YOUR ASSIGNMENT >> The line count for "phone" is all that is needed: say how many lines in the listing below contain it.

MATERIAL TO PROCESS >>
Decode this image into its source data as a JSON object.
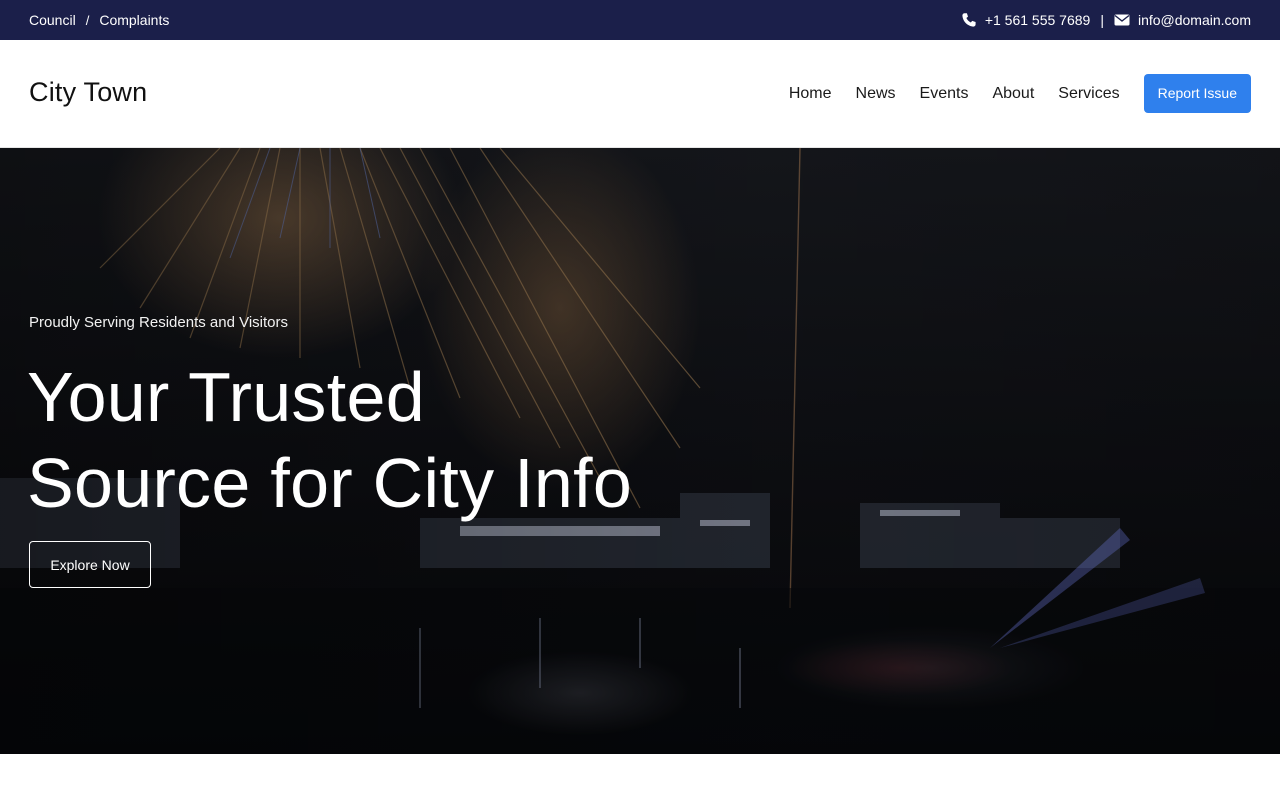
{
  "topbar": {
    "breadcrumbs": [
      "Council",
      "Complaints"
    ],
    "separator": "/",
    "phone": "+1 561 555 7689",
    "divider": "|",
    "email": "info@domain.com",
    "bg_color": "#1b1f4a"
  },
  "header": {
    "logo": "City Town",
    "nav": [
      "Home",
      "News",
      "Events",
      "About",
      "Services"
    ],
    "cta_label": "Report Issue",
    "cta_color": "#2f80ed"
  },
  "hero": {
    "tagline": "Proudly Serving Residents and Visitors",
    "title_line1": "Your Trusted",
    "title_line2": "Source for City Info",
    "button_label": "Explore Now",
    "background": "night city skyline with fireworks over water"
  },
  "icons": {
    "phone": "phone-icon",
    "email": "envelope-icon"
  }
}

RESULT OF THIS TASK >> 2